I was lucky to find a good doctor, that asked all the right questions, and the timing was right. I lost everything with that episode, financially, relationally, professionally because I simply could not function. I hit my rock bottom.
My recovery included many therapies. I may be the most well adjusted human in the room now. ☺️. My recovery did not just come from a pill bottle, it came from a community. I learned a lot of skills and wouldn’t change my experience if that were possible. I have a lot of grit because of this illness.
- Relaxation and Body Work
- Assertiveness Training
- Cognitive Behavioral Therapy
- Self Monitoring Symptoms
- Social Skill Groups
- Groups for emotional regulation, executive functioning skills
- Groups for social connection skills
- Religious groups
- Practicing Zen
- My own interventions!
It was not an easy journey, and I did a lot of hard work. It has taken me 25 years to feel “put together” and I’m honestly living a great life. I finally have the right mix of medication, I learned a lot of important life skills and I put everything I learned into a daily practice. I didn’t do the work to “put things back together”, I did the work to create something new.
I have lost, and some of it was good looking back, but in the moment it was devastating. Things I lost;
- A job
- My independence
- My dignity
- Living a life without constraints
- Freedom to do whatever I wanted whenever I wanted to do it
I spent a good amount of time angry, sad and feeling hopeless. I learned how to make space for those feelings and grow. I have grieved my prior life, I have given up a lot. It was a painful process, but I can look back and be grateful for every moment.
I was in a bad place and I walked into a therapist door thinking it was a waste of my time. I had a horrific episode, I had to resign from a job, I couldn’t pay bills and had to move. I didn’t work for 3 years, lost my independence and felt worthless. My therapist asked me, when you interview how are you going to present yourself. I was speechless.
I couldn’t think of one thing, so I just sat there. He smiled and said, “Stephanie, you just survived a horrible situation, you have grit.” He sent me home with an assignment to write my response. What qualities did I gain from surviving my illness. Well I included “grit”. This is what I came up with;
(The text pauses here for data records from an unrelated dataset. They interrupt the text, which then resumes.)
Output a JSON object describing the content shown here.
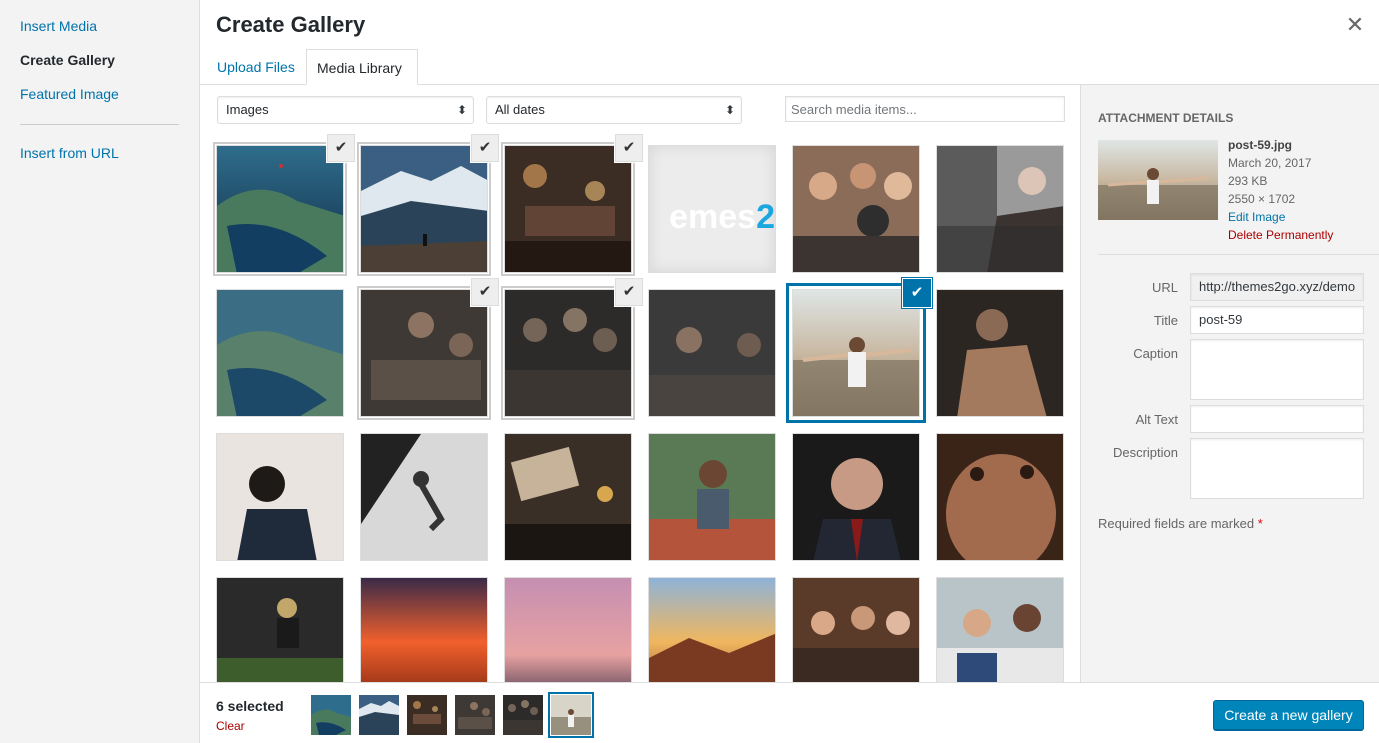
{
  "menu": {
    "items": [
      {
        "label": "Insert Media"
      },
      {
        "label": "Create Gallery",
        "active": true
      },
      {
        "label": "Featured Image"
      },
      {
        "label": "Insert from URL"
      }
    ]
  },
  "modal": {
    "title": "Create Gallery",
    "close_icon": "close-icon"
  },
  "tabs": [
    {
      "label": "Upload Files"
    },
    {
      "label": "Media Library",
      "active": true
    }
  ],
  "toolbar": {
    "type_filter": "Images",
    "date_filter": "All dates",
    "search_placeholder": "Search media items..."
  },
  "grid": {
    "selected_indices": [
      0,
      1,
      2,
      7,
      8,
      10
    ],
    "focused_index": 10,
    "thumbnail_word": {
      "text": "emes",
      "accent": "2"
    }
  },
  "details": {
    "heading": "ATTACHMENT DETAILS",
    "filename": "post-59.jpg",
    "date": "March 20, 2017",
    "size": "293 KB",
    "dimensions": "2550 × 1702",
    "edit_link": "Edit Image",
    "delete_link": "Delete Permanently",
    "fields": {
      "url_label": "URL",
      "url_value": "http://themes2go.xyz/demo",
      "title_label": "Title",
      "title_value": "post-59",
      "caption_label": "Caption",
      "alt_label": "Alt Text",
      "description_label": "Description"
    },
    "required_note": "Required fields are marked",
    "required_star": "*"
  },
  "footer": {
    "selected_count": "6 selected",
    "clear_label": "Clear",
    "primary_button": "Create a new gallery"
  },
  "colors": {
    "accent": "#0073aa",
    "primary_button": "#0085ba",
    "danger": "#aa0000"
  }
}
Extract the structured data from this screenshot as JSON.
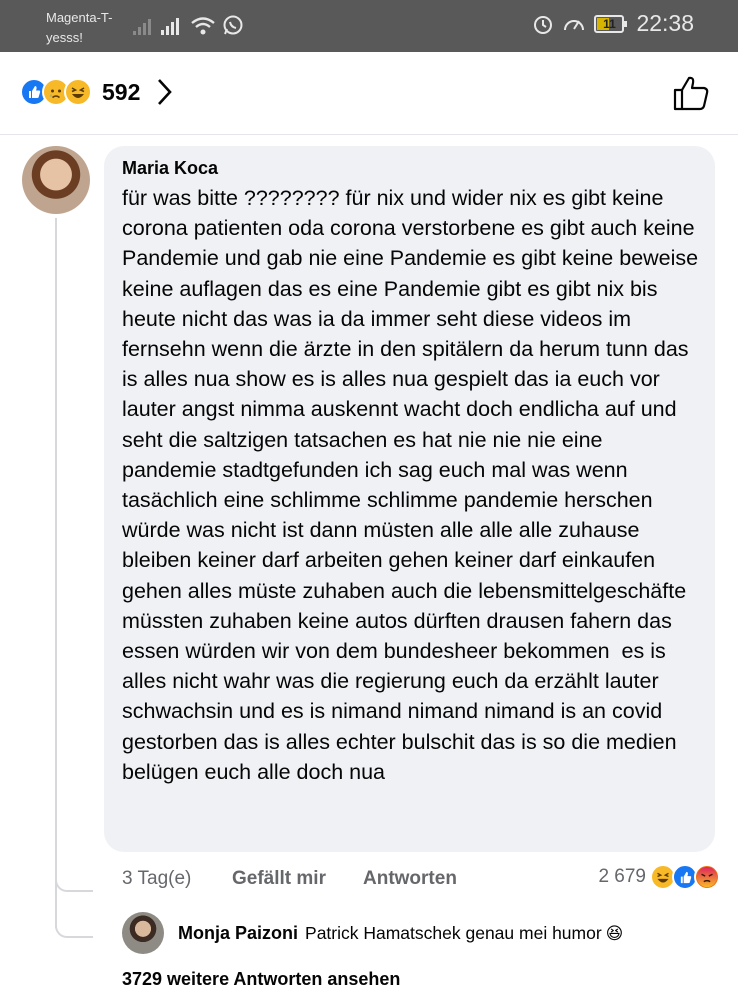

- Authentic friends
- Communication/Listening skills
I practiced “seeing” myself from a new perspective. I got a job with one interview and I’m eternally grateful. Recovery is tough, it’s possible and the growing pain is worth it. If you’re going to make it you have to learn about the illness, learn about the skills you need to be healthy, commit 100%, have grit and show up each day ready to work. I truly believe anything is possible and if you believe in yourself to can create opportunities to grow each day.